To Kill a Mockingbird has been described as a gothic film in terms of its approach to the mysterious beliefs that children concoct for themselves. Removing the courthouse drama episode from the film (which is discussed below), there is definitely a dark fairy tale tone to the story that puts To Kill a Mockingbird in the same family as Night of the Hunter. The difference of the father figure sets these two films apart – one pure evil, one pure goodness – but the tones are similar. The fright of Boo Radley’s house, the wonder at discovering the trinkets in the tree, the invented stories, and the terror of the final battle in the woods; they all have an air of surrealism to them, a dark magic that nicely coincides with traditional (re: not Disney) fairy tales, one often helped along by terrific camerawork.
To Kill a Mockingbird seems to me to represent a fundamental shift in American filmmaking. Although the late sixties are typically seen as the focal point for the change from “Classic Hollywood” to “Modern Hollywood,” due to, in no small part, the eventual influence of the French New Wave, the pumps had to be primed in order to accept that change. To Kill a Mockingbird is a film that got Hollywood ready to change. The episodes that deal with the gothic children’s tales of the original story are presented in a typical “Classic Hollywood” manner, but it is the sneakiness of the story suddenly warping into a wretched one of racism, bigotry, and intolerance, one that has more than one powerful punch to the stomach in store for you, that provides glimpses into the “Modern Hollywood” that would come a few years down the road. The courthouse drama episode, easily the most memorable one of the film, stands head and shoulders above the rest of the story and is surprisingly fresh and gripping. It doesn’t feel outdated in the least. It is still potent and, unfortunately, still relevant. There are certain expectations from a courthouse drama, and To Kill a Mockingbird manages to throw most of them on their head, a major reason why this film works as well as it does and why it sets the path for the new means of filmmaking that followed. This aspect of the story is incredibly courageous in what it dared to do and show in 1960s America, a culture in the midst of a civil rights flashpoint.

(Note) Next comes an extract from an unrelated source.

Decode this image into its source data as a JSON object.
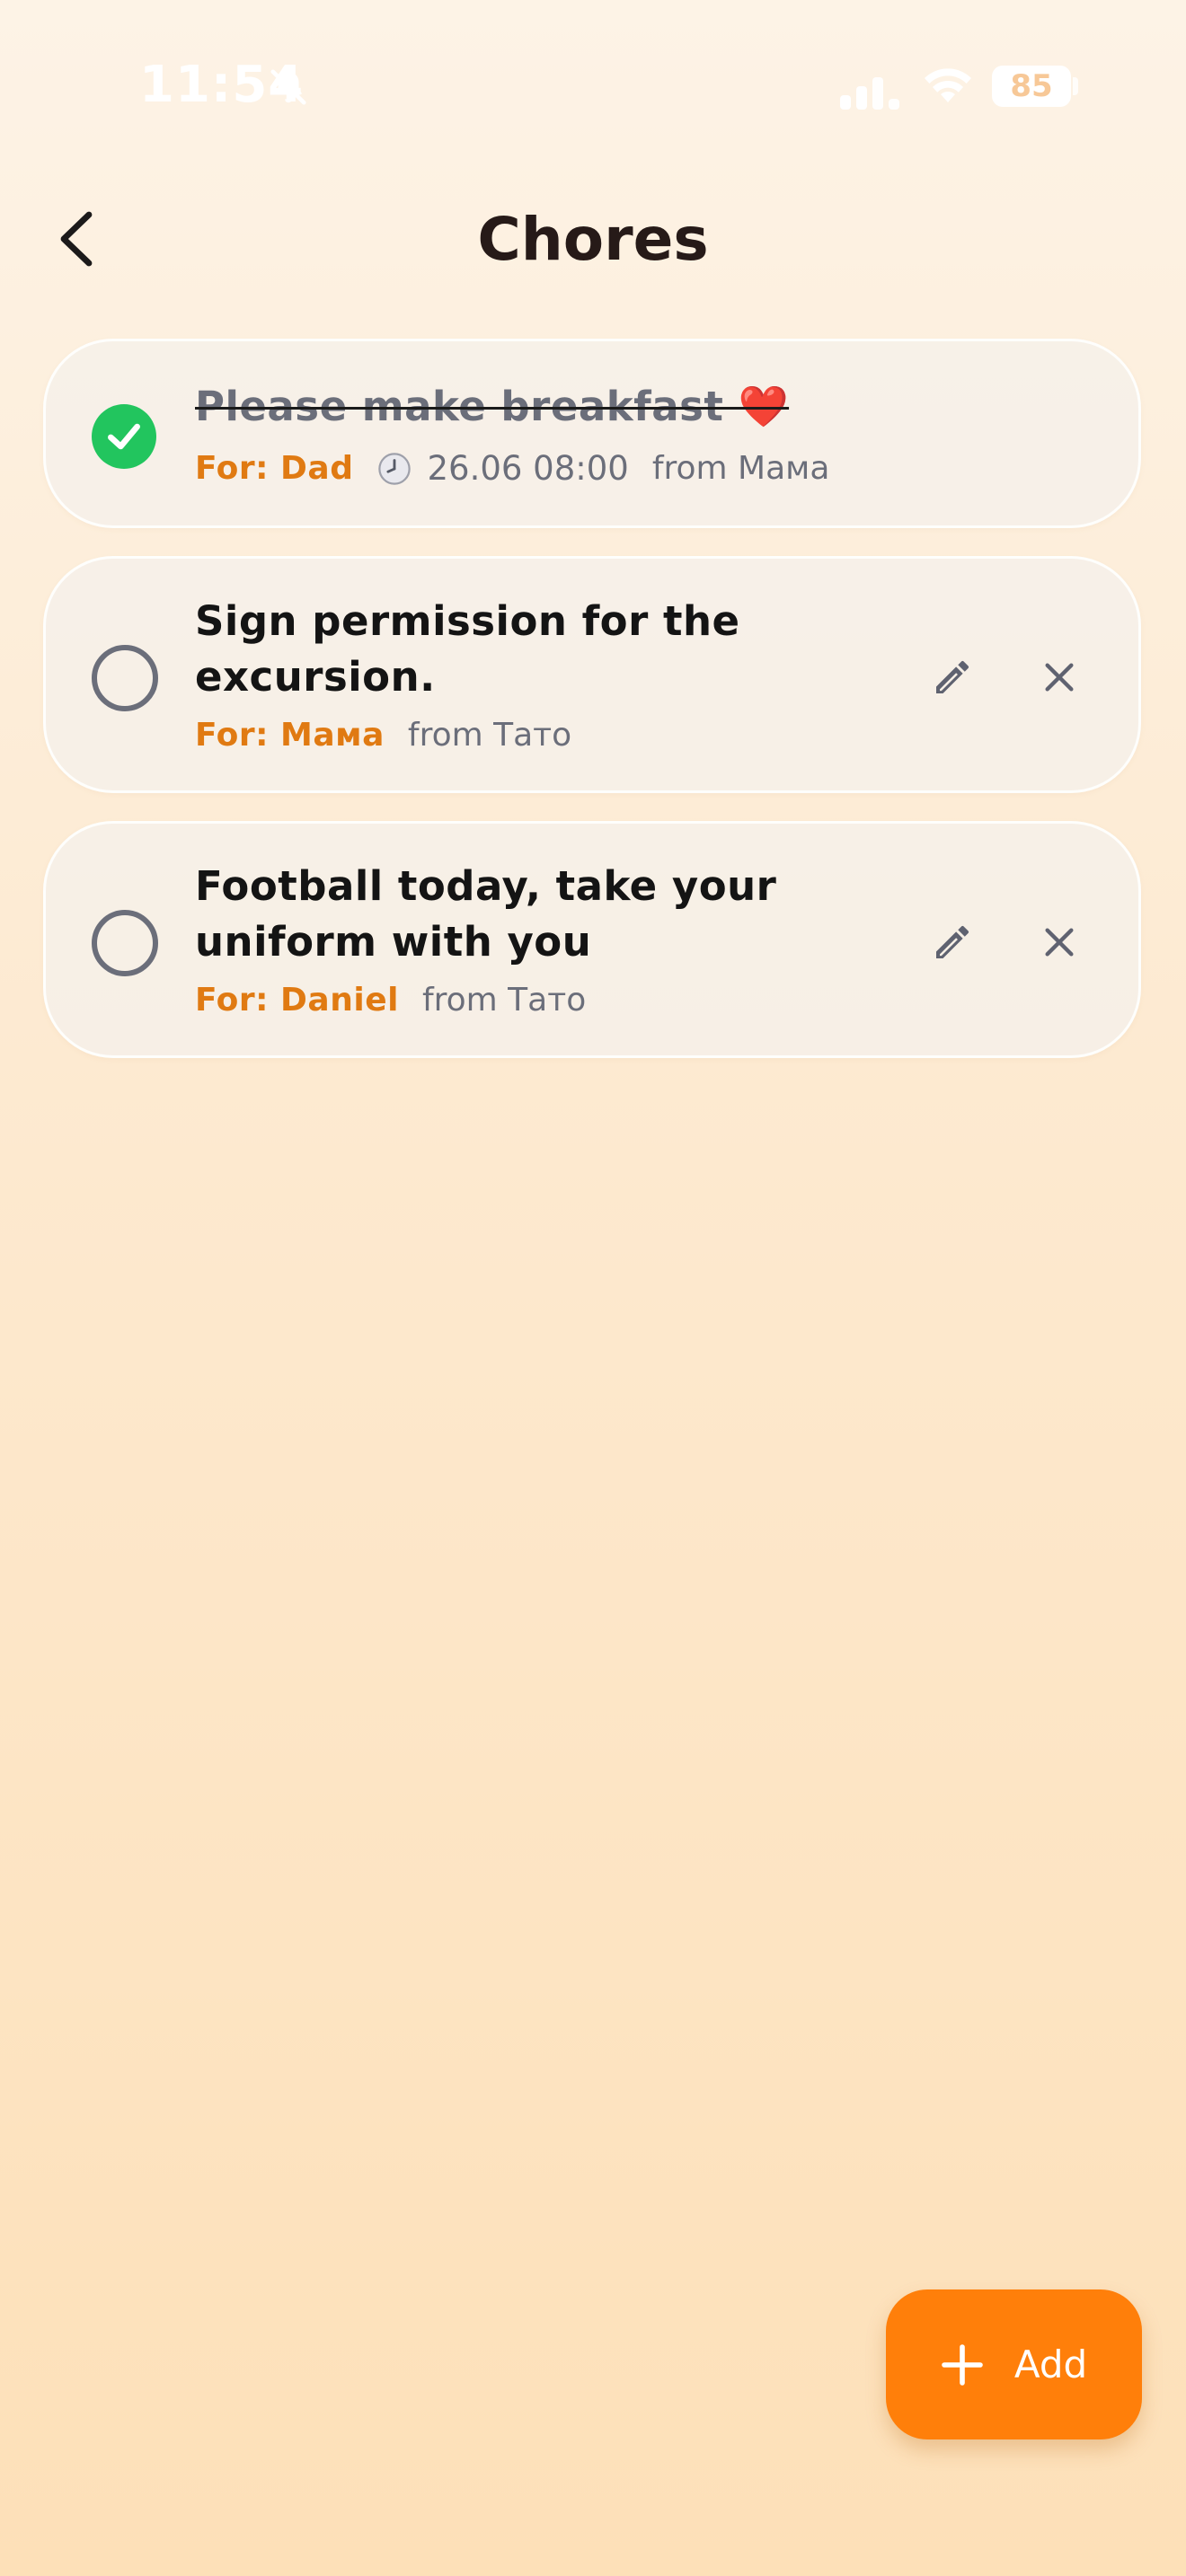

Distinctly episodic in nature, To Kill a Mockingbird is defined by its characters and its performances, and it is strong in both. Although not a particular favorite of mine, Peck as Finch is fantastic and in my recent rewatch, I found myself rather unexpectedly in tears several times. This is a film that rightly deserves to be remembered and passed on.
Arbitrary Rating: 8/10